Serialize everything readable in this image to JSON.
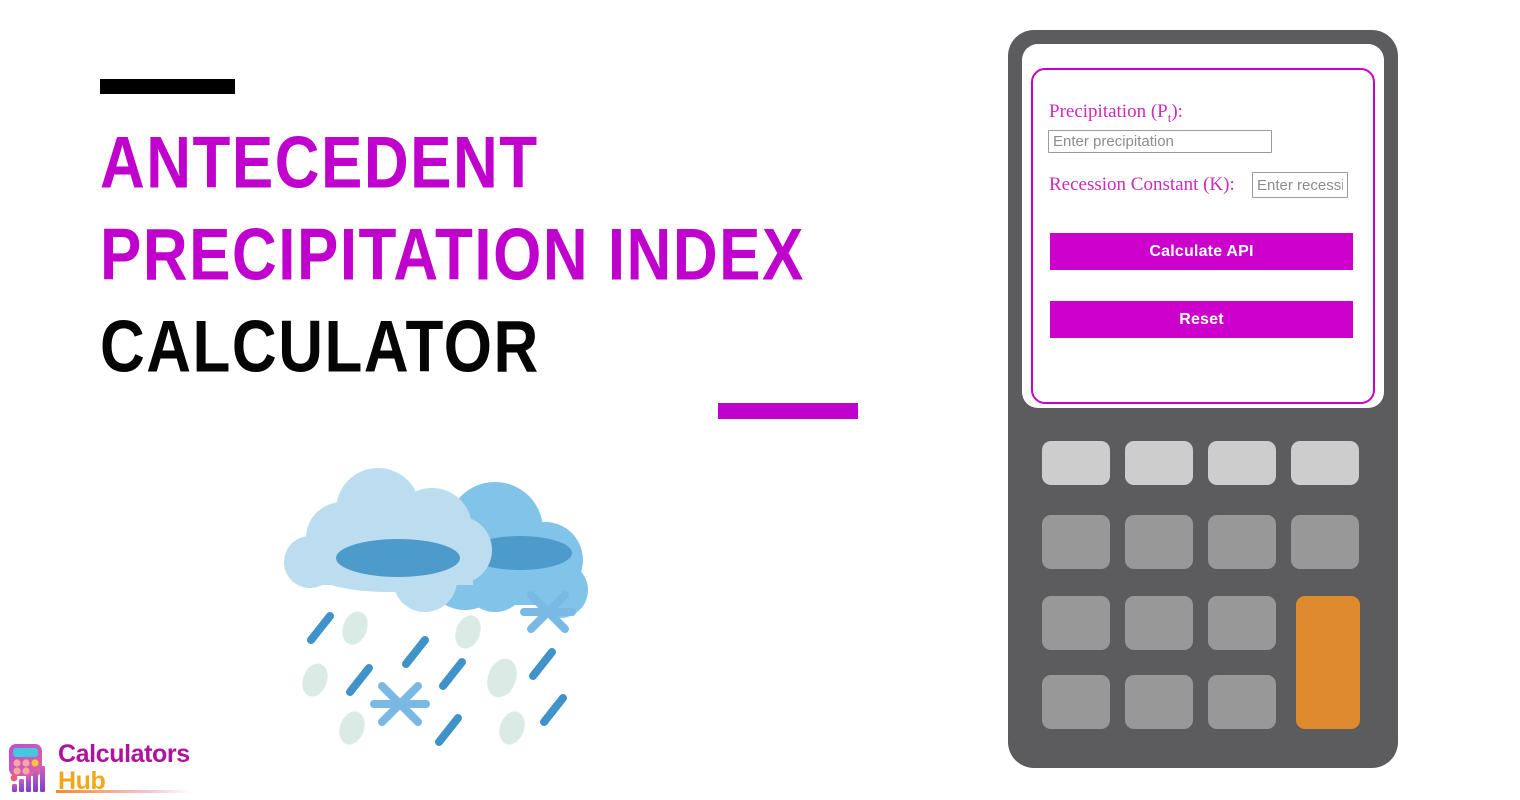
{
  "page": {
    "background_color": "#ffffff",
    "accent_purple": "#c000cc",
    "accent_orange": "#de8b30",
    "device_gray": "#5c5c5e"
  },
  "hero": {
    "rule_top_color": "#000000",
    "rule_bottom_color": "#c000cc",
    "title_lines": [
      {
        "text": "Antecedent",
        "color": "#c000cc"
      },
      {
        "text": "Precipitation Index",
        "color": "#c000cc"
      },
      {
        "text": "Calculator",
        "color": "#050505"
      }
    ]
  },
  "illustration": {
    "name": "rain-and-snow-clouds",
    "cloud_light_color": "#bcdcf0",
    "cloud_mid_color": "#82c3ea",
    "cloud_shadow_color": "#4c9bcb",
    "rain_streak_color": "#3f93c9",
    "droplet_color": "#d9ebe4",
    "snowflake_color": "#79b9e4"
  },
  "logo": {
    "line1": "Calculators",
    "line2": "Hub",
    "line1_color": "#b0119e",
    "line2_color": "#f0a71c",
    "mark_name": "calculator-bar-chart-logo-icon"
  },
  "calculator_app": {
    "fields": [
      {
        "id": "precipitation",
        "label": "Precipitation (P",
        "label_sub": "t",
        "label_tail": "):",
        "placeholder": "Enter precipitation",
        "value": ""
      },
      {
        "id": "recession_constant",
        "label": "Recession Constant (K):",
        "placeholder": "Enter recession constant",
        "value": ""
      }
    ],
    "buttons": [
      {
        "id": "calculate",
        "label": "Calculate API",
        "color": "#cc00cc",
        "text_color": "#ffffff"
      },
      {
        "id": "reset",
        "label": "Reset",
        "color": "#cc00cc",
        "text_color": "#ffffff"
      }
    ]
  },
  "keypad": {
    "rows": 4,
    "cols": 4,
    "key_light_color": "#cdcdcd",
    "key_mid_color": "#989899",
    "key_accent_color": "#de8b30",
    "keys": [
      {
        "row": 1,
        "col": 1,
        "style": "light"
      },
      {
        "row": 1,
        "col": 2,
        "style": "light"
      },
      {
        "row": 1,
        "col": 3,
        "style": "light"
      },
      {
        "row": 1,
        "col": 4,
        "style": "light"
      },
      {
        "row": 2,
        "col": 1,
        "style": "mid"
      },
      {
        "row": 2,
        "col": 2,
        "style": "mid"
      },
      {
        "row": 2,
        "col": 3,
        "style": "mid"
      },
      {
        "row": 2,
        "col": 4,
        "style": "mid"
      },
      {
        "row": 3,
        "col": 1,
        "style": "mid"
      },
      {
        "row": 3,
        "col": 2,
        "style": "mid"
      },
      {
        "row": 3,
        "col": 3,
        "style": "mid"
      },
      {
        "row": 3,
        "col": 4,
        "style": "accent",
        "span_rows": 2
      },
      {
        "row": 4,
        "col": 1,
        "style": "mid"
      },
      {
        "row": 4,
        "col": 2,
        "style": "mid"
      },
      {
        "row": 4,
        "col": 3,
        "style": "mid"
      }
    ]
  }
}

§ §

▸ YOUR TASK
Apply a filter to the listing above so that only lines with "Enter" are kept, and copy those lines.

▸ RESPONSE
        "placeholder": "Enter precipitation",
        "placeholder": "Enter recession constant",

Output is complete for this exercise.